How do you know the right time to define your core values? When is a good time to review them?
Setting Your Values from the Start
When a new venture starts up, nailing down your core values may not be a top priority, but the timing is perfect. Partners are often drawn to each other because they share the same values and beliefs. Articulating the values that brought you together will help remain align to them as you go forward. Others will be attracted to the energy of a team working in sync.
Finding Investors Who Are Aligned With Your Values
When a company brings on new investors, compromise is usually part of the bargain. Beware of compromising to the point where your values are completely sacrificed.
Having a stated set of clear values will help you determine if an investor is right for your business. It may be tempting to put them aside in order to accept a desperately needed investment, but the cost is too high in the long run.
Bring on Others Who Share Your Values
Values are always an important part of hiring your team members, especially as a company goes through a rapid growth spurt. You’ll have an easier time hiring people who share an understanding of what’s important for the company. This is the best way to maintain the company culture that you hold dear.
Revisit Values When Decision Making Goes Awry
If it seems the corporate values are being forgotten each time an important decision needs to be made, something is off. Perhaps key individuals are not buying into the values. It may be that they need to be clearer or better communicated so your team has what they need to make a solid decision.
Whatever the reason, it’s probably time to revisit your values and decide if they still work for the company. It’s perfectly reasonable for values to shift over time.
If Your Culture is Changing Take a Look at Your Values
When values are not aligned, people react. You may start hear rumblings of dissatisfaction. You start to see people come in late and leave early. Rumour and speculation creep into meetings. Productivity starts to suffer. These are all signs that you have a culture problem.

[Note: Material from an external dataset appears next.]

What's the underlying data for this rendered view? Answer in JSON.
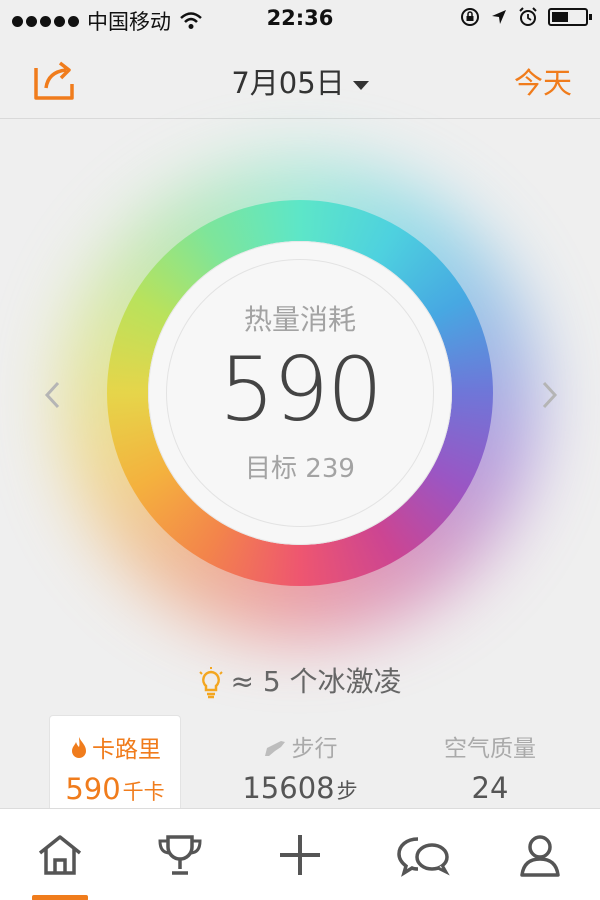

A values exercise is a good place to start. Giving everyone a chance to share what they believe is important is an opportunity to refresh how employees think of the company. When employees are involved, they are more likely to be engaged and incorporate the values into their daily work.

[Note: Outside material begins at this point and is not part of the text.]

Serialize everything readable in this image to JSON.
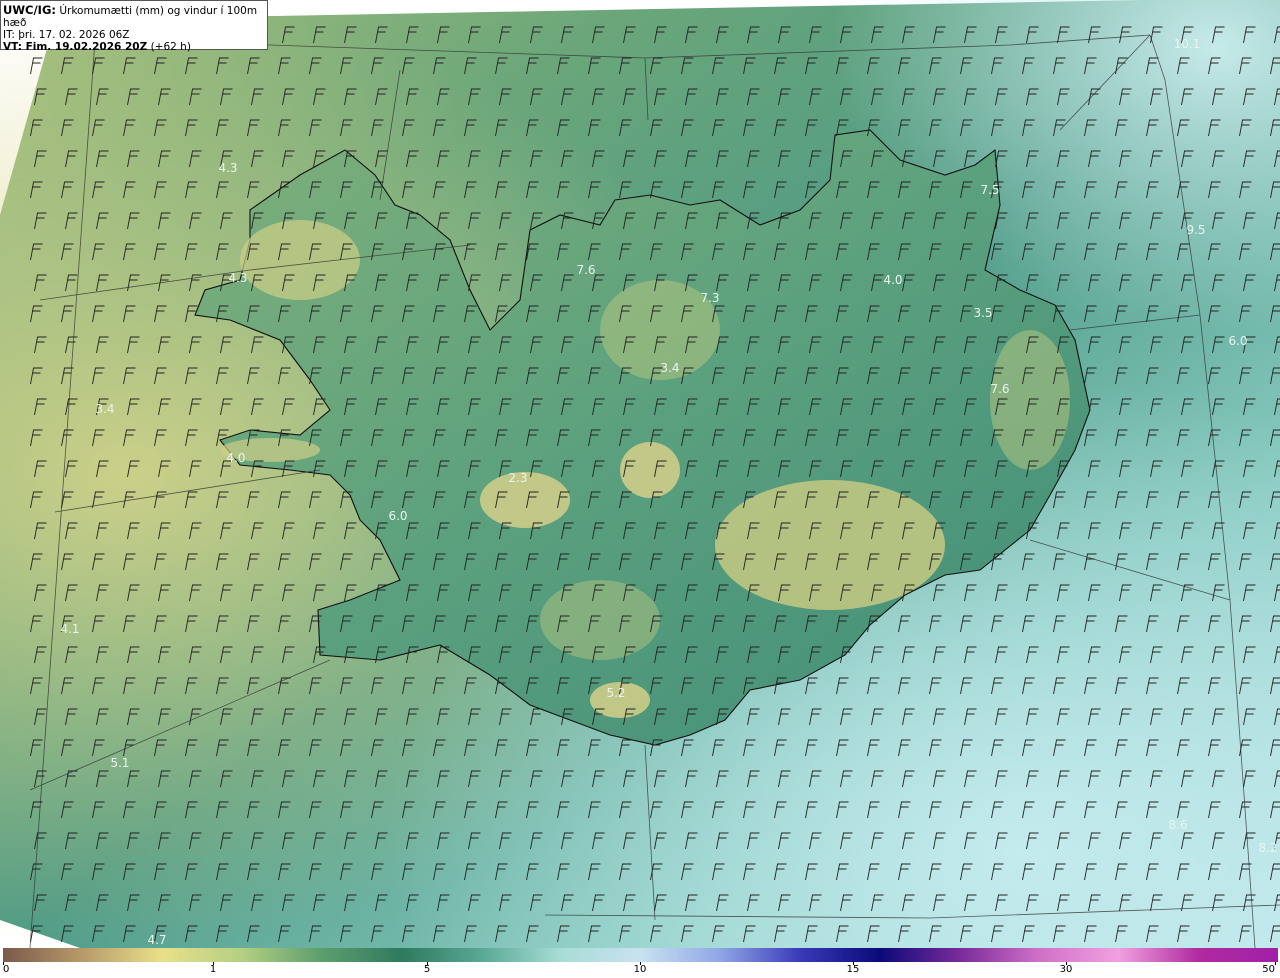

If it’s time to define or revisit your values, take your time and get help to make sure you get it right. After all, you’re setting the course for guiding your team forward.